▶ [DATA FOR ANALYSIS]
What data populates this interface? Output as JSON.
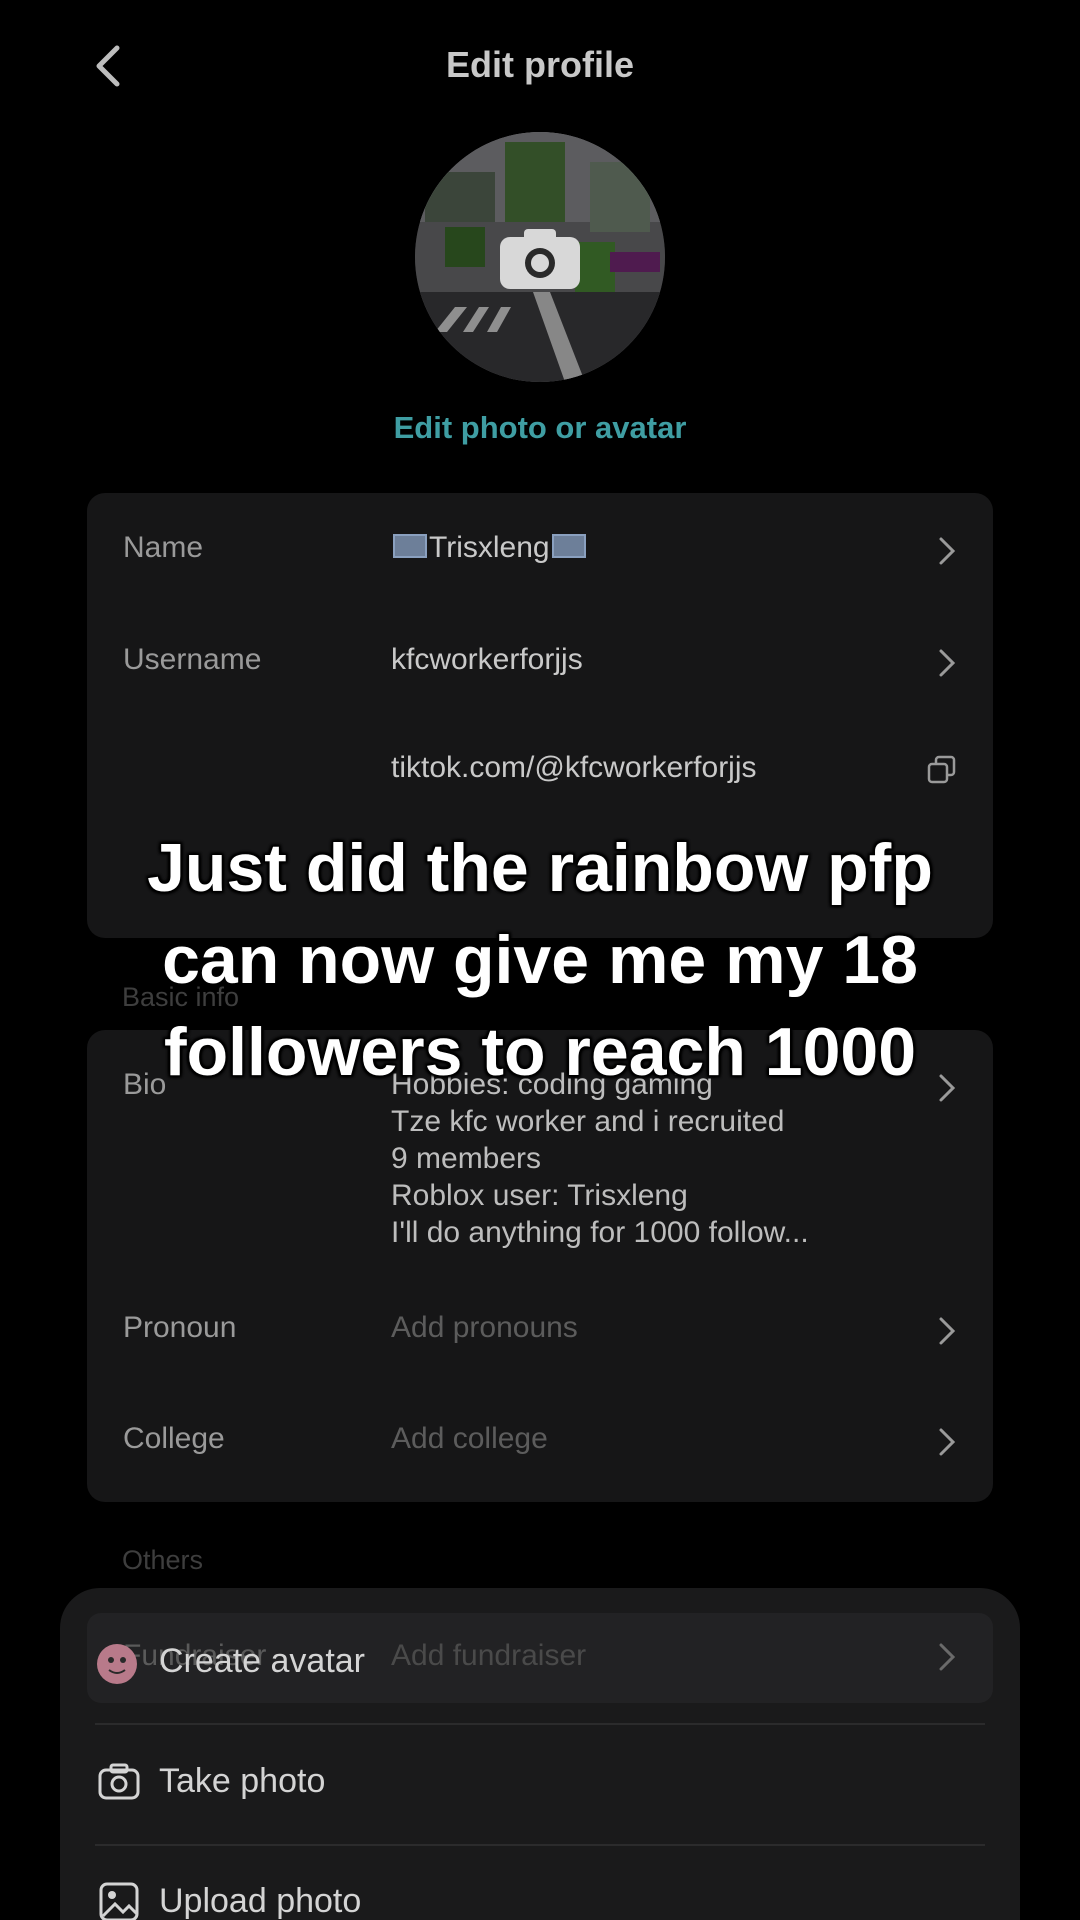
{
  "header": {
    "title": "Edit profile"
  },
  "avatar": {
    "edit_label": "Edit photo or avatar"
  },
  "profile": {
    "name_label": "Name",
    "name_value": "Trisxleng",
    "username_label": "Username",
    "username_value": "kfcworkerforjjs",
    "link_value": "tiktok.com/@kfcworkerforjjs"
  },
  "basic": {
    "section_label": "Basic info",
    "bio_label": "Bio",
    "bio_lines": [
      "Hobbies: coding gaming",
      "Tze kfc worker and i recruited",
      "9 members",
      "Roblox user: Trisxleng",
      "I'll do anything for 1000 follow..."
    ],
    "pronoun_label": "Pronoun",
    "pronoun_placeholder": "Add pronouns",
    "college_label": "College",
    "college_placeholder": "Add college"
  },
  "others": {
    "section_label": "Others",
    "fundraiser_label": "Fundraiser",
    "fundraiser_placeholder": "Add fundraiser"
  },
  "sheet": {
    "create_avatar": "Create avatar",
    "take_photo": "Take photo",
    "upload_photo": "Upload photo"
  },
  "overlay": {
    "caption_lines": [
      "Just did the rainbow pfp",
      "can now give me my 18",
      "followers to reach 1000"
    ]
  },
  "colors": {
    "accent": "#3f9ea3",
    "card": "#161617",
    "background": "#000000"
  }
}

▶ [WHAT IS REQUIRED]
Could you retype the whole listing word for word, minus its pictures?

▶ [RESPONSE AREA]
What data populates this interface? Output as JSON.
{
  "header": {
    "title": "Edit profile"
  },
  "avatar": {
    "edit_label": "Edit photo or avatar"
  },
  "profile": {
    "name_label": "Name",
    "name_value": "Trisxleng",
    "username_label": "Username",
    "username_value": "kfcworkerforjjs",
    "link_value": "tiktok.com/@kfcworkerforjjs"
  },
  "basic": {
    "section_label": "Basic info",
    "bio_label": "Bio",
    "bio_lines": [
      "Hobbies: coding gaming",
      "Tze kfc worker and i recruited",
      "9 members",
      "Roblox user: Trisxleng",
      "I'll do anything for 1000 follow..."
    ],
    "pronoun_label": "Pronoun",
    "pronoun_placeholder": "Add pronouns",
    "college_label": "College",
    "college_placeholder": "Add college"
  },
  "others": {
    "section_label": "Others",
    "fundraiser_label": "Fundraiser",
    "fundraiser_placeholder": "Add fundraiser"
  },
  "sheet": {
    "create_avatar": "Create avatar",
    "take_photo": "Take photo",
    "upload_photo": "Upload photo"
  },
  "overlay": {
    "caption_lines": [
      "Just did the rainbow pfp",
      "can now give me my 18",
      "followers to reach 1000"
    ]
  },
  "colors": {
    "accent": "#3f9ea3",
    "card": "#161617",
    "background": "#000000"
  }
}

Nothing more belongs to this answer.